• INSTRUCTIONS TO FOLLOW: Scan the entries below for the word "JSON". Copy out every line in which it occurs.
----- DATA EXTRACTS -----
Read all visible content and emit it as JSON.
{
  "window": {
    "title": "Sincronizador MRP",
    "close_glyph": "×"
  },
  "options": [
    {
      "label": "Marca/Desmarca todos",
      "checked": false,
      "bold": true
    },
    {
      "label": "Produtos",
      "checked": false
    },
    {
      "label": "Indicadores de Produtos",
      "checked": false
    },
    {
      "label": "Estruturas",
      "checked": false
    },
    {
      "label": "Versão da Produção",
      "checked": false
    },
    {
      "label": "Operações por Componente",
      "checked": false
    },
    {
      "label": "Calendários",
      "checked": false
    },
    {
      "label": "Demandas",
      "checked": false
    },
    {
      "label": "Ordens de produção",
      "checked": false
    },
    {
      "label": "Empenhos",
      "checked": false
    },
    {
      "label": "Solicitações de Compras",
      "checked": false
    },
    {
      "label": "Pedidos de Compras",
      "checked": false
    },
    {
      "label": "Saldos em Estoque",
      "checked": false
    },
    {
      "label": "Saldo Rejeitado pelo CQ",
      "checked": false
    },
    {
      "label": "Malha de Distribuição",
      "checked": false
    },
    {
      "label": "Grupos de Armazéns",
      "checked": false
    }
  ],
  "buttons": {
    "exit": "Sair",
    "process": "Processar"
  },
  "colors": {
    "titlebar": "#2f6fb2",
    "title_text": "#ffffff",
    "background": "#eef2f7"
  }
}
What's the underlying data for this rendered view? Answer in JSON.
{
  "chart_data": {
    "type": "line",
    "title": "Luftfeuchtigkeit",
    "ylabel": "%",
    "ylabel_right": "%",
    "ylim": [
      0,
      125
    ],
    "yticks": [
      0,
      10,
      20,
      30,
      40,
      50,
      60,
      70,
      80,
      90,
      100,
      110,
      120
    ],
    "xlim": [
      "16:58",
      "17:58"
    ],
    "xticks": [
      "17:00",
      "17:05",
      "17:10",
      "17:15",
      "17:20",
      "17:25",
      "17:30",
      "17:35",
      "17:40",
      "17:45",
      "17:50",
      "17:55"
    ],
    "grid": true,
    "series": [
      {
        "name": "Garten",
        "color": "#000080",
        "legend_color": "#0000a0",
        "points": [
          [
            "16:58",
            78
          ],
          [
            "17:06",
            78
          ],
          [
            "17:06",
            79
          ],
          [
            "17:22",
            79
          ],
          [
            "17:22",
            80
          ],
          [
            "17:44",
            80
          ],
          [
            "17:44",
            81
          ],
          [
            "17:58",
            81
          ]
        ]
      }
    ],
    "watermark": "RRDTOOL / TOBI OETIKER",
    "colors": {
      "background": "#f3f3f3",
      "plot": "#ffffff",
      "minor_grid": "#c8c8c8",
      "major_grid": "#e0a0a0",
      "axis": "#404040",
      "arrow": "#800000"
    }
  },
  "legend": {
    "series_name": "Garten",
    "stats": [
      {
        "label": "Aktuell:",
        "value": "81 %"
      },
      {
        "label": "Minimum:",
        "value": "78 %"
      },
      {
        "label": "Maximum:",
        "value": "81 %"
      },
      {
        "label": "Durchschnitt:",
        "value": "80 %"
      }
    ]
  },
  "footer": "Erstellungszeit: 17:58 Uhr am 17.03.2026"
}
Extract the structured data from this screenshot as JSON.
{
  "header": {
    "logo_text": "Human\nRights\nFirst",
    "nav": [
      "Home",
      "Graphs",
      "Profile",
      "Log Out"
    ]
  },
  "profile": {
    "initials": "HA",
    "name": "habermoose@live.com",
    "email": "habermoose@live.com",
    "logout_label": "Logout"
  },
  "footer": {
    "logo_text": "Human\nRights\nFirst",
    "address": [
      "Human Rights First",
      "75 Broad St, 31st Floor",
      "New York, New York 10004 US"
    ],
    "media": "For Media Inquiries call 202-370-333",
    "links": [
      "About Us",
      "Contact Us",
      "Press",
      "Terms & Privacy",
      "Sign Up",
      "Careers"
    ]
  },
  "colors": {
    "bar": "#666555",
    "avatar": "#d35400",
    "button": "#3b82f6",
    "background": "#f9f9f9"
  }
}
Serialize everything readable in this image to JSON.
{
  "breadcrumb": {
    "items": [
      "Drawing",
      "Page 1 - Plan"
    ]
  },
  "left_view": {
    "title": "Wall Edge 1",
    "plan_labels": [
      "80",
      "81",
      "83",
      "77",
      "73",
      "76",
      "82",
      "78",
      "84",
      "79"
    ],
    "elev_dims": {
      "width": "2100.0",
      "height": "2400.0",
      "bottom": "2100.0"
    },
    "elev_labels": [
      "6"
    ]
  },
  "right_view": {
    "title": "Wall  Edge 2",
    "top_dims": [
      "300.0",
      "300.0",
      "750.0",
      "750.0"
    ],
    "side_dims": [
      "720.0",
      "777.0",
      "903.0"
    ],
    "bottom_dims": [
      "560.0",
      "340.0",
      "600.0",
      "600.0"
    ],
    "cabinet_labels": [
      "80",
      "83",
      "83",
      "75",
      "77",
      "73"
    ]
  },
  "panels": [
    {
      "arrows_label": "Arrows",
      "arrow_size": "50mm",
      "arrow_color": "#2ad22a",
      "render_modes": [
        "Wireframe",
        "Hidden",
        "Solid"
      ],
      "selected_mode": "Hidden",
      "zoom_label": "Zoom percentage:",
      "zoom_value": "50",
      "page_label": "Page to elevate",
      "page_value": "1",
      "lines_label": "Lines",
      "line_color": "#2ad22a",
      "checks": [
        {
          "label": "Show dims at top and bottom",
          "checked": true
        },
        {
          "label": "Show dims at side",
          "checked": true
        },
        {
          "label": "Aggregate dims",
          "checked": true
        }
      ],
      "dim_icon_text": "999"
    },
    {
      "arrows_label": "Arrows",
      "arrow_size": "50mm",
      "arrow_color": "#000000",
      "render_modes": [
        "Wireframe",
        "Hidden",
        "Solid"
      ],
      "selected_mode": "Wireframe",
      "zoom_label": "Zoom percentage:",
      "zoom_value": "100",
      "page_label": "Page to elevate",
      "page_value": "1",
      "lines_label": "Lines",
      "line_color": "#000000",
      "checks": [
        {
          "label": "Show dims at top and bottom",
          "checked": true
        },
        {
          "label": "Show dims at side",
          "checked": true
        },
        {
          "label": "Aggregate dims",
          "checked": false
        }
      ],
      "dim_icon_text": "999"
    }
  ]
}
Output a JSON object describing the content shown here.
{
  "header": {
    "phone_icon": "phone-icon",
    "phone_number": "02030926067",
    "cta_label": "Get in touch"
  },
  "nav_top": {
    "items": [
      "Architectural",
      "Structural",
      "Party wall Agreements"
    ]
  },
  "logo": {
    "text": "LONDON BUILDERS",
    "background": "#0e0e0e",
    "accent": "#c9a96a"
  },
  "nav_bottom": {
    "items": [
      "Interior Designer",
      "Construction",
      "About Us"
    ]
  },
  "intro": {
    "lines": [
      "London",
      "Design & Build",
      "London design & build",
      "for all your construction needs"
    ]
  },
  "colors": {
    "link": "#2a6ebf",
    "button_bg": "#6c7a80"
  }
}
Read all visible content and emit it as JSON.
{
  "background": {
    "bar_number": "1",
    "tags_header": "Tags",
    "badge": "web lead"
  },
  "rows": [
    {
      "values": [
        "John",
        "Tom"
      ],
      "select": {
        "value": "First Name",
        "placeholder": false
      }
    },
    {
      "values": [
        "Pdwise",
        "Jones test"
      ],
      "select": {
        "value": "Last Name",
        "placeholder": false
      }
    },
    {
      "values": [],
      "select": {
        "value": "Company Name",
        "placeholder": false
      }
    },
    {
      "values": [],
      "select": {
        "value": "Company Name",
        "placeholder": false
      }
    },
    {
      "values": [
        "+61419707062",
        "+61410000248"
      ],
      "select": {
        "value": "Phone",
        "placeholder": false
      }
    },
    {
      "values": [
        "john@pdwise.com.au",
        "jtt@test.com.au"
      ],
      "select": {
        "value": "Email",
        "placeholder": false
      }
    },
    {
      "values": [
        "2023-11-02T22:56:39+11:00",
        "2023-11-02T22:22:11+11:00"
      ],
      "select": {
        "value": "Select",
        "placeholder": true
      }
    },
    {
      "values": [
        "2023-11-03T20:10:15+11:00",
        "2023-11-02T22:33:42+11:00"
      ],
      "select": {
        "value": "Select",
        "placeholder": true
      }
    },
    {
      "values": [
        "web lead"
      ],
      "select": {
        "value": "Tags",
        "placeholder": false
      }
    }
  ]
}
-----
• ANSWER SECTION:
Read all visible content and emit it as JSON.
What's the underlying data for this rendered view? Answer in JSON.
Extract the structured data from this screenshot as JSON.
Serialize everything readable in this image to JSON.
Output a JSON object describing the content shown here.
Read all visible content and emit it as JSON.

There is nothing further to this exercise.